The nuptial ceremony is stated to be the Vedic sacrament for women (and to be equal to the initiation). Serving the husband (equivalent to) the residence in the house of the teacher, and the household duties (the same) as the daily worship of the sacred fire. II.67
Thus has been described the rule for the initiation of the twice-born, which indicates a (new) birth, and sanctifies. II. 68
Further explanations by Sri Rajbali Pandey, M.A., D.Litt.
Without the Upanayana none could call himself a twice-born.
One who would not undergo these ceremonies (Samskara) was excommunicated and debarred from all the privileges of the race. The initiation was a passport to the literary treasures of the Hindus. It was also a means of communion with the society, because without it none could marry an Aryan girl. Thus the Hindu ideal made universal education the indispensable test and insignia of their community. The most striking fact in connection with the Upanayana is that by virtue of its performance the initiated ranked as Dvija or twice-born.
This transformation compares well with the Christian rite of baptism, which is regarded as a sacrament and carries with it a spiritual effect to reform the life of man. If we look beneath the surface of the ceremonies, we cannot but recognise in it the expression of a deep human conviction that man, due to his contact with the world, loses his native purity, and that he must be born again to enter the spiritual kingdom again.
The Acharya (teacher) tied round the waist of the youth the girdle with the verse, "Here has come to me, keeping away evil words, purifying mankind as a purifier, clothing herself by power of inhalation and exhalation, with strength, this sisterly goddess, the blessed girdle." The girdle was made of triple cord, which symbolised that the student was always encircled by the three Vedas.

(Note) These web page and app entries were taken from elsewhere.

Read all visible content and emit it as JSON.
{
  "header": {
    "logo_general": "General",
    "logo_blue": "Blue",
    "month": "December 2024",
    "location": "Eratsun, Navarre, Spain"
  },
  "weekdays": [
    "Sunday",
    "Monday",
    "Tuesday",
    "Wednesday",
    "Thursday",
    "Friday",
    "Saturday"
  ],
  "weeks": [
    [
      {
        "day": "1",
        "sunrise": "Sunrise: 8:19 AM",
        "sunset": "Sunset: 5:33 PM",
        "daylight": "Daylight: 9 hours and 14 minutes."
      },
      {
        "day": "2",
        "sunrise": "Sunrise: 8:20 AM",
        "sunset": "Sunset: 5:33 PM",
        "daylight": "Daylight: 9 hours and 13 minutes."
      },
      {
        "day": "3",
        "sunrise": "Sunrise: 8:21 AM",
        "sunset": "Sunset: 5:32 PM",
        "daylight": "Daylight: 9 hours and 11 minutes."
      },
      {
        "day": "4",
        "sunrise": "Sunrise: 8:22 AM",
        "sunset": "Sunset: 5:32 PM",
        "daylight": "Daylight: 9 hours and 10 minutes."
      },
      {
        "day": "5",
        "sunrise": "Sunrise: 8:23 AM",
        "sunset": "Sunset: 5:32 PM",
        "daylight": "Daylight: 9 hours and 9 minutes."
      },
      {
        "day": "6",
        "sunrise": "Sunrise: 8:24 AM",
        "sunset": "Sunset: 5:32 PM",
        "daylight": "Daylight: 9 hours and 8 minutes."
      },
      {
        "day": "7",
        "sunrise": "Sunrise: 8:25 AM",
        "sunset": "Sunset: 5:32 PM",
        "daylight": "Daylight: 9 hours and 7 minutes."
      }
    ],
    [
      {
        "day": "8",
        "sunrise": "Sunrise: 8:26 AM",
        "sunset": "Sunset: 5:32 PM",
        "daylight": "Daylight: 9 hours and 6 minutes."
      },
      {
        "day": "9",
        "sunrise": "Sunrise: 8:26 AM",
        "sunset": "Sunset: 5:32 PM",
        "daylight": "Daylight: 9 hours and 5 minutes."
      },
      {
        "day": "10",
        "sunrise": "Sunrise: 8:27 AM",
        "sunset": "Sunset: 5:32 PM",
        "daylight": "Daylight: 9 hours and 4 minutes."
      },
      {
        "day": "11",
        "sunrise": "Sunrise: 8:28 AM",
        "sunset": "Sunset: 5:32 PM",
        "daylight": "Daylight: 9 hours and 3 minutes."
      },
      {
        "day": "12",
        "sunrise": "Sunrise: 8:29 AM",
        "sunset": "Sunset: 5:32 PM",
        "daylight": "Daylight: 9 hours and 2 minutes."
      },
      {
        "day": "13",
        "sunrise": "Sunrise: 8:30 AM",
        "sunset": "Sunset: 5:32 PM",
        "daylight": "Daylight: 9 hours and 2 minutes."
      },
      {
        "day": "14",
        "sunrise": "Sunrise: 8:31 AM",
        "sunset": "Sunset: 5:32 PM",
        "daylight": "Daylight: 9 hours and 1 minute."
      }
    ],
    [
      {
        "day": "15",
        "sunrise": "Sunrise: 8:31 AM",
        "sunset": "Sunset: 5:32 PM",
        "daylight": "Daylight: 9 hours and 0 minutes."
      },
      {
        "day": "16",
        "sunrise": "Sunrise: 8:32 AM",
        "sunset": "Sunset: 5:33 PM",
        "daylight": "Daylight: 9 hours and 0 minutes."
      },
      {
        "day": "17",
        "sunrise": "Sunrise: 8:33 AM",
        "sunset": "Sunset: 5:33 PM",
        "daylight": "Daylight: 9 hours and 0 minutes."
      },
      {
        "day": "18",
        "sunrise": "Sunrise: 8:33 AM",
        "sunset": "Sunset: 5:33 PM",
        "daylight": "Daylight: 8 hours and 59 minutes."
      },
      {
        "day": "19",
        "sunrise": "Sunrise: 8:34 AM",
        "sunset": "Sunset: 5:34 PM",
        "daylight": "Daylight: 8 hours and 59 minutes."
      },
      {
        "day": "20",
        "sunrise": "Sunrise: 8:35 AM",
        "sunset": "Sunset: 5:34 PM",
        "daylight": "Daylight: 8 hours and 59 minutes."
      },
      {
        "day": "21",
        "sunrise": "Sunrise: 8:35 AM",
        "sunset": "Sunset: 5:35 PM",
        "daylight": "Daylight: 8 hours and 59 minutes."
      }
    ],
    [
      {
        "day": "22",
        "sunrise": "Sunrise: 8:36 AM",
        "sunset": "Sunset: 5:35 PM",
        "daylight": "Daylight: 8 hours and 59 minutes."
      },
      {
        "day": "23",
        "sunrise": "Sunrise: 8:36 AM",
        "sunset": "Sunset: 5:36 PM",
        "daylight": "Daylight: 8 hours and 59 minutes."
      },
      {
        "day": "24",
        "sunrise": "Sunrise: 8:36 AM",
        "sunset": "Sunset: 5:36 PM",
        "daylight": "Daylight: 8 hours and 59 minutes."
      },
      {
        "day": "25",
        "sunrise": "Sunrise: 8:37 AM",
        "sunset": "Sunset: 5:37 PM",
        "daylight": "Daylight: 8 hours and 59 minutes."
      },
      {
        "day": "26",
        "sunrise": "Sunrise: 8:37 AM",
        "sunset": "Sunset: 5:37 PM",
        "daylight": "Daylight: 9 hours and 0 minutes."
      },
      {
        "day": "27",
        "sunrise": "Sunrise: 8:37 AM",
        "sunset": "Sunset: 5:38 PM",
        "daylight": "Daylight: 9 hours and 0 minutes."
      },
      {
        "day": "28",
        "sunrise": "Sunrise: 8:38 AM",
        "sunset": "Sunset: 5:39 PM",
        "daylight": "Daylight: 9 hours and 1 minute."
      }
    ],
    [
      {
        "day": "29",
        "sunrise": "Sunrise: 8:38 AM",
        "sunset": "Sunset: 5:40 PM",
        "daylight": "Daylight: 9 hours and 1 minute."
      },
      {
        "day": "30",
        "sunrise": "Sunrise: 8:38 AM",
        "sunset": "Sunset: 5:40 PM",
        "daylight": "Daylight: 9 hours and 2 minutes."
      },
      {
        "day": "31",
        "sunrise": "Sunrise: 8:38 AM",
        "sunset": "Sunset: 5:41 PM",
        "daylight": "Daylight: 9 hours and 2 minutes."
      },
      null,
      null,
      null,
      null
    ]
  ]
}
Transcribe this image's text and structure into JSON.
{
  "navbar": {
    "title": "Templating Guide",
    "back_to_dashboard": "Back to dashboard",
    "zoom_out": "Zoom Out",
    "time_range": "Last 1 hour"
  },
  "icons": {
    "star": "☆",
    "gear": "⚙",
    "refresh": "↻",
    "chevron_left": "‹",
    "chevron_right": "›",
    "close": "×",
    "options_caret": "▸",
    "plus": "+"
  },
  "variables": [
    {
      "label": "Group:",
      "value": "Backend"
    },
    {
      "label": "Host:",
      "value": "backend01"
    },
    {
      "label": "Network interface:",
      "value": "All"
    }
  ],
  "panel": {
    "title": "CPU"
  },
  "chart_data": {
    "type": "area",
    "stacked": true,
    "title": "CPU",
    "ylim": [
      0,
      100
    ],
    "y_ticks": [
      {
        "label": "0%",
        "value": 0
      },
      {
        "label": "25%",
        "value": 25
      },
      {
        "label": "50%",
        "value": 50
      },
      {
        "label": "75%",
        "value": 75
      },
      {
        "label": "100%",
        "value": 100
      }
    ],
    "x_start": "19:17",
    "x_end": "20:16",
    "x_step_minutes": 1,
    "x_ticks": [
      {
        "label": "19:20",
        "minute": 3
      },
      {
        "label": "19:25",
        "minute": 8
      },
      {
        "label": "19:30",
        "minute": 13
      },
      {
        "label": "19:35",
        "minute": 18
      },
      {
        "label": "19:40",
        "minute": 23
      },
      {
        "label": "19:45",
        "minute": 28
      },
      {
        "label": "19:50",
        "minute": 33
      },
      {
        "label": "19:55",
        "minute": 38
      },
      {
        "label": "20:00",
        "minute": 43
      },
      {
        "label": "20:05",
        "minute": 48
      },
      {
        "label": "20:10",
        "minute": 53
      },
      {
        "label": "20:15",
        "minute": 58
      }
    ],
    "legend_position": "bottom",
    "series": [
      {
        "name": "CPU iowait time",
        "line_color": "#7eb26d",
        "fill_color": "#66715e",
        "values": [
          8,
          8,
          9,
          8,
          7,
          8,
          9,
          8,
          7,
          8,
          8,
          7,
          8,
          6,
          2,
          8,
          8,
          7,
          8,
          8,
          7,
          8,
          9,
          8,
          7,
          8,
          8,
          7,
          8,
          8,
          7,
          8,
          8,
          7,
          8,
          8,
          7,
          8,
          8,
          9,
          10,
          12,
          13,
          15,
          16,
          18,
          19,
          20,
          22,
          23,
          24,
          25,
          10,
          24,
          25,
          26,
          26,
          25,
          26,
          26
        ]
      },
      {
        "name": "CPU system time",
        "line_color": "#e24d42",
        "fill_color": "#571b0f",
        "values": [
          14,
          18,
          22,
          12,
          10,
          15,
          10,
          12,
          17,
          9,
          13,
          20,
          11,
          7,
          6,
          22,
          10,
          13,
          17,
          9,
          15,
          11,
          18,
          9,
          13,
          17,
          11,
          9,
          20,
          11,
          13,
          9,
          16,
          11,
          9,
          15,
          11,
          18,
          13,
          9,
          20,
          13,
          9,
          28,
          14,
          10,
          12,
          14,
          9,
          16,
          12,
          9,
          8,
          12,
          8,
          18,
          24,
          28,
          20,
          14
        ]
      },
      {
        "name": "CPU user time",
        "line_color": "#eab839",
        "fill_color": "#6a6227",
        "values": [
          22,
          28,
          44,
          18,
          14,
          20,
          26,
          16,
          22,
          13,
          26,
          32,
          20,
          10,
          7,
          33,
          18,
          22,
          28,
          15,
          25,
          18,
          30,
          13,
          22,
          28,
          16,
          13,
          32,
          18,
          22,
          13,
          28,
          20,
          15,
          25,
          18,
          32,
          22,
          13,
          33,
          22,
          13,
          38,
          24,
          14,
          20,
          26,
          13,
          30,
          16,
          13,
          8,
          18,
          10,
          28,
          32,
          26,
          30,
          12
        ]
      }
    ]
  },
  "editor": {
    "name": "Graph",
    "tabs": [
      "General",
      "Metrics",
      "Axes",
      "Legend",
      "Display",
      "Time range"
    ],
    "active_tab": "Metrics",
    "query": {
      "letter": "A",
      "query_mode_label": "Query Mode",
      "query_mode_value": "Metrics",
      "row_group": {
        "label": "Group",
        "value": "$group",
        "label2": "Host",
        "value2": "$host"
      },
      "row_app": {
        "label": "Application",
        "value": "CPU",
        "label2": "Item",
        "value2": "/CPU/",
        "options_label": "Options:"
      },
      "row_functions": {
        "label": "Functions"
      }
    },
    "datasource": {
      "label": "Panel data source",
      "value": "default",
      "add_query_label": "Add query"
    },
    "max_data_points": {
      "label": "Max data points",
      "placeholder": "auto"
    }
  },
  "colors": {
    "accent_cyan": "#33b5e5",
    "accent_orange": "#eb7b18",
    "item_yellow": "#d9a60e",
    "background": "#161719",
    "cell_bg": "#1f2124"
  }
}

After the tying of the girdle came the most important item of the samskara, the investing the student with the Sacred Thread. The very name of the Sacred Thread, "Yajnopavita" supplies a clue to its original nature.
The Sacred Thread is spun by a virgin Brahmana girl and twisted by a Brahmana. The composition of the Sacred Thread is full of symbolism and significance. Its length is ninetysix times as the breadth of the four fingers of a man, which is equal to his height. Each of the four fingers represents one of the four states the soul of a man experiences from time to time, namely, waking, dreaming, dreamless sleep and absolute Brahmanhood (Turiya or the fourth state). The three folds of the cord are also symbolical. They represent the three Gunas (Sattwa, Rajas and Tamas) reality, passion and darkness, out of which the whole universe is evolved. It was done, so that the Sattwaguna or the good quality of reality may predominate in a man, and so he may attain spiritual merits.
The three cords remind the wearer that he has to pay off the Three Debts he owes:
1.To the Rishis (ancient seers), 2.To the ancestors and 3.To the gods.Brahma-granthi
The three cords are tied together by a knot called Brahma-granthi, which symbolises Brahma, Vishnu and Siva (the trinity of gods, Creator, Sustainer and Destroyer). Besides, extra knots are made in the cords to indicate the various Pravaras of a particular family.
The Acharya (teacher), while investing the student with the Sacred Thread repeats an appropriate Mantra, asking for strength, long-life and illumination for the boy, the boy looking, in the meanwhile, towards the sun. A Brahmachari (student) can put on only one set of the Sacred Thread. A householder is given privilege to wear two, one for himself and one for his wife. There are different methods of wearing the Sacred Thread at different occasions. While performing an auspicious ceremony one should be Upaviti, that is, the Sacred Thread should hang from his left shoulder. At the performance of some inauspicious ceremony one should be Prachnaviti, that is, the Sacred Thread should hang from the right shoulder; and at times he is called Niviti when the Sacred Thread is worn round the neck like a garland.
Om Tat Sat
(My humble salutations to Sage Manusmriti, Brahmasri Sreeman Rajbali Pandey ji and Hinduism com for the collection)